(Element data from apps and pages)
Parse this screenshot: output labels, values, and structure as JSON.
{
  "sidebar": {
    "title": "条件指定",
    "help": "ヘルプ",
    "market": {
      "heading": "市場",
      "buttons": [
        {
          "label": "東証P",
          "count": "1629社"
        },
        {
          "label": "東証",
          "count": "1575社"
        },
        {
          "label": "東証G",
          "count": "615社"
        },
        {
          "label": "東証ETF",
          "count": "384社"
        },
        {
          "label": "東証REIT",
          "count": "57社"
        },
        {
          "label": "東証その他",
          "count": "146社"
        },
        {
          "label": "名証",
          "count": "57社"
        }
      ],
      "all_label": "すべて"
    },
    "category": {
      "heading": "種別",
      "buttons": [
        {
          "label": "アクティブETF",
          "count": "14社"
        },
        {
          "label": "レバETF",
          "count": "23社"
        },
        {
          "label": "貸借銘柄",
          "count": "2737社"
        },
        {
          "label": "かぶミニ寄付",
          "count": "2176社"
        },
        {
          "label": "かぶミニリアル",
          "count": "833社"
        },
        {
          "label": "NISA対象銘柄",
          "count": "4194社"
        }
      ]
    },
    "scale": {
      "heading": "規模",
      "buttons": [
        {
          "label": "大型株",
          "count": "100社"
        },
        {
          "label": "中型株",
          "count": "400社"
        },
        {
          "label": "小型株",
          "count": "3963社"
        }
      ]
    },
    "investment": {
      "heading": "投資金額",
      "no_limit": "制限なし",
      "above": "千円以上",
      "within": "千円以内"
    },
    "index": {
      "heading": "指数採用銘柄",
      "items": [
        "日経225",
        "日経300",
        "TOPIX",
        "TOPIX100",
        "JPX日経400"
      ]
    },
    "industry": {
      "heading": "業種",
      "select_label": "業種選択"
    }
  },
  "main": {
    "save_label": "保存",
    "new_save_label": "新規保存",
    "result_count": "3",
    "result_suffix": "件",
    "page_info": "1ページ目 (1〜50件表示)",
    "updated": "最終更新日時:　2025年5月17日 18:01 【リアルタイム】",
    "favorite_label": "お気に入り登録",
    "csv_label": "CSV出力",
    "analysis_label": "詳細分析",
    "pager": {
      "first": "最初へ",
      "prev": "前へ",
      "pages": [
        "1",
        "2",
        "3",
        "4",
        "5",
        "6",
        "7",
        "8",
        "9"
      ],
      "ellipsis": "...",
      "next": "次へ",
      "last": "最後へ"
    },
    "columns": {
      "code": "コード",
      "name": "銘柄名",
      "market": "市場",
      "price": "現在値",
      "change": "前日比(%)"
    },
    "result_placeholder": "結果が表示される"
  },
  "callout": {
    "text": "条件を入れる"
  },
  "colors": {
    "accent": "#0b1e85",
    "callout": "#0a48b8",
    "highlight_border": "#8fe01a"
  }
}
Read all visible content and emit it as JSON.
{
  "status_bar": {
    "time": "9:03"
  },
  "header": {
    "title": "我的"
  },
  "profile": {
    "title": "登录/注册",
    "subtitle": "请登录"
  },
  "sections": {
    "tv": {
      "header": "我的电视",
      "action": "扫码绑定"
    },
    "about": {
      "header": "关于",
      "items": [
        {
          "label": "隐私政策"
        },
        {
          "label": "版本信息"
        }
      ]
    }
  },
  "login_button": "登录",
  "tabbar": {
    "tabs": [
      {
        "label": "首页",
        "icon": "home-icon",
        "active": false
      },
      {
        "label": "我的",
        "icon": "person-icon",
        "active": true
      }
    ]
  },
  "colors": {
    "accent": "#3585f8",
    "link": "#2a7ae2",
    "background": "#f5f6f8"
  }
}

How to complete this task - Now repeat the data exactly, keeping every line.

Output of the task -
Parse this screenshot: output labels, values, and structure as JSON.
{
  "sidebar": {
    "title": "条件指定",
    "help": "ヘルプ",
    "market": {
      "heading": "市場",
      "buttons": [
        {
          "label": "東証P",
          "count": "1629社"
        },
        {
          "label": "東証",
          "count": "1575社"
        },
        {
          "label": "東証G",
          "count": "615社"
        },
        {
          "label": "東証ETF",
          "count": "384社"
        },
        {
          "label": "東証REIT",
          "count": "57社"
        },
        {
          "label": "東証その他",
          "count": "146社"
        },
        {
          "label": "名証",
          "count": "57社"
        }
      ],
      "all_label": "すべて"
    },
    "category": {
      "heading": "種別",
      "buttons": [
        {
          "label": "アクティブETF",
          "count": "14社"
        },
        {
          "label": "レバETF",
          "count": "23社"
        },
        {
          "label": "貸借銘柄",
          "count": "2737社"
        },
        {
          "label": "かぶミニ寄付",
          "count": "2176社"
        },
        {
          "label": "かぶミニリアル",
          "count": "833社"
        },
        {
          "label": "NISA対象銘柄",
          "count": "4194社"
        }
      ]
    },
    "scale": {
      "heading": "規模",
      "buttons": [
        {
          "label": "大型株",
          "count": "100社"
        },
        {
          "label": "中型株",
          "count": "400社"
        },
        {
          "label": "小型株",
          "count": "3963社"
        }
      ]
    },
    "investment": {
      "heading": "投資金額",
      "no_limit": "制限なし",
      "above": "千円以上",
      "within": "千円以内"
    },
    "index": {
      "heading": "指数採用銘柄",
      "items": [
        "日経225",
        "日経300",
        "TOPIX",
        "TOPIX100",
        "JPX日経400"
      ]
    },
    "industry": {
      "heading": "業種",
      "select_label": "業種選択"
    }
  },
  "main": {
    "save_label": "保存",
    "new_save_label": "新規保存",
    "result_count": "3",
    "result_suffix": "件",
    "page_info": "1ページ目 (1〜50件表示)",
    "updated": "最終更新日時:　2025年5月17日 18:01 【リアルタイム】",
    "favorite_label": "お気に入り登録",
    "csv_label": "CSV出力",
    "analysis_label": "詳細分析",
    "pager": {
      "first": "最初へ",
      "prev": "前へ",
      "pages": [
        "1",
        "2",
        "3",
        "4",
        "5",
        "6",
        "7",
        "8",
        "9"
      ],
      "ellipsis": "...",
      "next": "次へ",
      "last": "最後へ"
    },
    "columns": {
      "code": "コード",
      "name": "銘柄名",
      "market": "市場",
      "price": "現在値",
      "change": "前日比(%)"
    },
    "result_placeholder": "結果が表示される"
  },
  "callout": {
    "text": "条件を入れる"
  },
  "colors": {
    "accent": "#0b1e85",
    "callout": "#0a48b8",
    "highlight_border": "#8fe01a"
  }
}
Read all visible content and emit it as JSON.
{
  "status_bar": {
    "time": "9:03"
  },
  "header": {
    "title": "我的"
  },
  "profile": {
    "title": "登录/注册",
    "subtitle": "请登录"
  },
  "sections": {
    "tv": {
      "header": "我的电视",
      "action": "扫码绑定"
    },
    "about": {
      "header": "关于",
      "items": [
        {
          "label": "隐私政策"
        },
        {
          "label": "版本信息"
        }
      ]
    }
  },
  "login_button": "登录",
  "tabbar": {
    "tabs": [
      {
        "label": "首页",
        "icon": "home-icon",
        "active": false
      },
      {
        "label": "我的",
        "icon": "person-icon",
        "active": true
      }
    ]
  },
  "colors": {
    "accent": "#3585f8",
    "link": "#2a7ae2",
    "background": "#f5f6f8"
  }
}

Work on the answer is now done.